Is the updated fourth generation Kia Rio an upgrade from its predecessor? We recently got to spend some time with the new Rio where we were able to stack it up to its preceding sibling that arguably catalysed a rebirth for the brand not only in Mzansi but globally too.
Although Kia, the largest manufacturer and exporter of vehicles from South Korea, has been in existence since 1944, our local market only got to experience what the Seoul based marque had to offer in 1997. The first generation Rio was introduced two years later, just before the turn of the century but was ridiculed for its poor build quality and driving experience. In more recent generations, the Rio nameplate has evolved and improved over the years and has turned out to be a strong local contender that has helped carry the brand, specifically in the past decade.
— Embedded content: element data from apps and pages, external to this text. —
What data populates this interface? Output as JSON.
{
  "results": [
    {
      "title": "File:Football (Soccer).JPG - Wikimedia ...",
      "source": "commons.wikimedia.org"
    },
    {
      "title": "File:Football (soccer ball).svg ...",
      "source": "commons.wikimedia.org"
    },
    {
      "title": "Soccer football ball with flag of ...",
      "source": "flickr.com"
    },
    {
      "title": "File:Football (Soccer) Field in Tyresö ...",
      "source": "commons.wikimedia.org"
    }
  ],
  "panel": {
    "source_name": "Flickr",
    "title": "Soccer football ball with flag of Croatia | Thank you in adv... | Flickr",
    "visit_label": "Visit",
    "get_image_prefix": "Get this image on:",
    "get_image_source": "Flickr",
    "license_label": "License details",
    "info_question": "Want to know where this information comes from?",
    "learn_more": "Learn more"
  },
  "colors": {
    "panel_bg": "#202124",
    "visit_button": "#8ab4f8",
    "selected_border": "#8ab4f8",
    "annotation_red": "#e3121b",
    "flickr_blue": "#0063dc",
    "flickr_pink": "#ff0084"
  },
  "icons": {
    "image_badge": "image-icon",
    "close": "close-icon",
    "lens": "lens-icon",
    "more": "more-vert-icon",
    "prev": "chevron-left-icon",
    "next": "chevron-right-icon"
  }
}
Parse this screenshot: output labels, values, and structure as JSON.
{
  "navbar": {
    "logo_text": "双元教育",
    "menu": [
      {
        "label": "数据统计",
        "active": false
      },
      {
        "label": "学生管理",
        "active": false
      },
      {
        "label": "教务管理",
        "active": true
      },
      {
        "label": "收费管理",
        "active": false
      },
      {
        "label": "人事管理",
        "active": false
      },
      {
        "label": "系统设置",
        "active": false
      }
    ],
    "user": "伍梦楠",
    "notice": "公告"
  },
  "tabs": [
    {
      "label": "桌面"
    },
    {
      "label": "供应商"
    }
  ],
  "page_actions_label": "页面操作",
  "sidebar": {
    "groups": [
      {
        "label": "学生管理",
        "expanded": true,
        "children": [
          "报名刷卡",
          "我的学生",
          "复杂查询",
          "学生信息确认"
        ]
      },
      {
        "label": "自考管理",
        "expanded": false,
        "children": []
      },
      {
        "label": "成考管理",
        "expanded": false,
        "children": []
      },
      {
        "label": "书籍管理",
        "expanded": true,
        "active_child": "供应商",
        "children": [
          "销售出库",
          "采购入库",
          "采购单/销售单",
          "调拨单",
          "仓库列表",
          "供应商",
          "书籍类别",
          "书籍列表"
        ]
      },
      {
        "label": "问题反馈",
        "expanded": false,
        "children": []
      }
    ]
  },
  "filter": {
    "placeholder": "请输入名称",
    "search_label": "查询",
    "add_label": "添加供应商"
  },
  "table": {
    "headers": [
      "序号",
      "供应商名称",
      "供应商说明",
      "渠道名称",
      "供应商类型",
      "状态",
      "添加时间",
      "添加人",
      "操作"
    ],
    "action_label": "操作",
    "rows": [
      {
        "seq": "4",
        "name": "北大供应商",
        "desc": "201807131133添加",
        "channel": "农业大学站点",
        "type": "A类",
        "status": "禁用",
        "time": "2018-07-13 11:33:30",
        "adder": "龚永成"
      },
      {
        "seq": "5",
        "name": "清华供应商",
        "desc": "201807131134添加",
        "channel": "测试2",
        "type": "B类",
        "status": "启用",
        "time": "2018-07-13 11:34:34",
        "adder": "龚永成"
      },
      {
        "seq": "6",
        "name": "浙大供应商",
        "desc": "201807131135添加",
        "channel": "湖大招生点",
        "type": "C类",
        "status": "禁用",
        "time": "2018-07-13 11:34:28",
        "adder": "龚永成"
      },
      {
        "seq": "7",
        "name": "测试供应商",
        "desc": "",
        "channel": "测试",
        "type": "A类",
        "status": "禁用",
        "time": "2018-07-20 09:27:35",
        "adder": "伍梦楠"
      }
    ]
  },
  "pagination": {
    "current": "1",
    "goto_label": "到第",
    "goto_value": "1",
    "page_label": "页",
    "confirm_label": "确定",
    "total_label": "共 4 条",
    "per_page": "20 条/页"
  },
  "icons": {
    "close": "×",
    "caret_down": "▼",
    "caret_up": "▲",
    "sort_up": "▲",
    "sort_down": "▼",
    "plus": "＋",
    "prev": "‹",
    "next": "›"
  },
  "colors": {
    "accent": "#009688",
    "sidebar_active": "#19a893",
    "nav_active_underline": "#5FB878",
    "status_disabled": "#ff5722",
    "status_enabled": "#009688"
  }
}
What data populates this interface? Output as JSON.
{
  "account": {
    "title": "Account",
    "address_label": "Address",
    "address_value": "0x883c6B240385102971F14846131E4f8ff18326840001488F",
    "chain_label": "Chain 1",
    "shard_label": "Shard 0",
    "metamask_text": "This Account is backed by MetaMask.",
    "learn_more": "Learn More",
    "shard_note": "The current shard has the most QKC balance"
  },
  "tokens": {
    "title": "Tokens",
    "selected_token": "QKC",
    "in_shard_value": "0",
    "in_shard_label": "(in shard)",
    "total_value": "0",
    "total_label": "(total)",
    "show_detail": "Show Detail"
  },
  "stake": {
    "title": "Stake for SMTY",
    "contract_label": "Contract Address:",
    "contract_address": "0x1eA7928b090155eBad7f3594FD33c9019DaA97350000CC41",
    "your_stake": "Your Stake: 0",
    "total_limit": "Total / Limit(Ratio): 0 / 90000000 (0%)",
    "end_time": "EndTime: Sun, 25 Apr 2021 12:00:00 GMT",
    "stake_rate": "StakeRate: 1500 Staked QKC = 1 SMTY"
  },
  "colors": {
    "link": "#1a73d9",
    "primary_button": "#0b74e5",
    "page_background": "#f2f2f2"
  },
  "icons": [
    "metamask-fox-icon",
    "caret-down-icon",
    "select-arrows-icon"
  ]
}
The third generation, according to sales numbers, was the most successful of its kind averaging just under half a million units per annum since its inception in 2011. It is one of the cars that led to the upward sales trend of the brand and elevated the perception to consumers with improvements in styling, safety and comfort. The most recent fourth generation, originally released in 2017 has not fared as well, with annual sales numbers just above half that of its predecessor. Even with the mid-cycle refresh from 2020, the restyled offering can’t seem to generate the same momentum from before. So why exactly is that?
The third generation set the benchmark high. It was an affordable, quirky, funky and young-at-heart subcompact car that was easily accessible and comfortable to drive. Perfectly suited and priced for yuppies or students. Its stylish exterior and comfortable cabin could be paired with a selection of petrol and diesel engines with an assortment of trims according to budget, although the local market was only afforded with petrol motors.
Our time was spent with the more modestly priced but less kitted-out 1.4 LS variant mated to a conventional automatic 6-speed gearbox. From the outside, the updated range has undergone extremely minor changes with a reprofiled bumper and updated grille. It is still distinguishable and easily recognisable as a Rio from the modish design legacy from the preceding third generation shape. This is a good thing, it is one of the better looking contenders in the B-hatchback segment but the styling has the same issue as the rest of the car. Kia seems to have rested on their laurels with no significant progress from its predecessor.
Naturally, the new generation includes well integrated technology and creature comforts that were not obtainable a decade ago. The facelifted derivatives all feature a suitably sized 8-inch touchscreen infotainment system which has Apple CarPlay and Android Auto capability. Standard USB charging ports can be found in the front and the back of the cabin, while bluetooth connectivity and streaming is available through the infotainment display which reverberates via 4 speakers and 2 tweeters around the cabin, even on the base models.
In comparison to its predecessor, the quality and solid interior materials make for a welcome improvement while retaining its durable nature for years to come. That being said, there is an abundance of hard plastic on the LS model, but subtle leather details are standard on the more expensive derivatives. The dashboard and drivers dials are sensibly laid out and intuitive to use, but seem to be a simplified evolution to its predecessor’s interior which I prefer, particularly the scoped speedometer and rev-counter. Despite some vacant buttons reserved for higher end units, the interior was still a comfortable place to spend time in, with both drivers and passengers furnished with upscale spaciousness and amenities.
While the new platform that the fourth generation Rio is built upon is sharper and more rigid in handling, it comes at the compromise of additional weight coming in at as much as 50 kilograms. This does not sound like very much but the 1.4-litre motor with a maximum power output of 73kW (6kW less than before) can often feel lethargic when paired with the limited air pressure at Johannesburg altitude making it feel less spritely than its predecessor. The conventional 6-speed automatic gearbox trundles around comfortably with the occasional jerk and does the job without much complaint. I would personally recommend the manual option with the same number of cogs which makes the motor feel alive and controlled. The brakes are sharp and direct with immediate response from pedal input like before but the lower end derivatives have interestingly enough done away with rear discs from the previous generation and now incorporates drum brakes.
The fuel economy on the Rio for combined driving is rated just below 8l/100km while we saw just over that amount from our travels. A number which is simply too high if it is competing with the smaller displaced turbocharged variants from Ford and VW. The salvation of this funky looking Kia offering is its price tag, with our model priced at just under R310 000 with a fair amount of standard equipment, it is competitively positioned in one of the more cut throat segments in our local car market. Regardless of price, I would opt for a derivative with the projection headlights which provide more nighttime visibility than the outdated halogen reflector counterparts.
Having driven the previous generation Rio while I was still a student and epitomising the typical young driver that it was intended for, I had an excitement of experiencing what the latest offering was all about. While it feels much the same as before, inadvertently supplementing my nostalgia, I can’t help but feel that it was not enough of a step forward living in the grand shadow cast by its older sibling. However, this is still a great car, one that is comfortable and familiar for just about anyone of your younger family members or immediate friends to become acquainted with and start blasting their music through.
Stacking up the new Kia Rio against its older sibling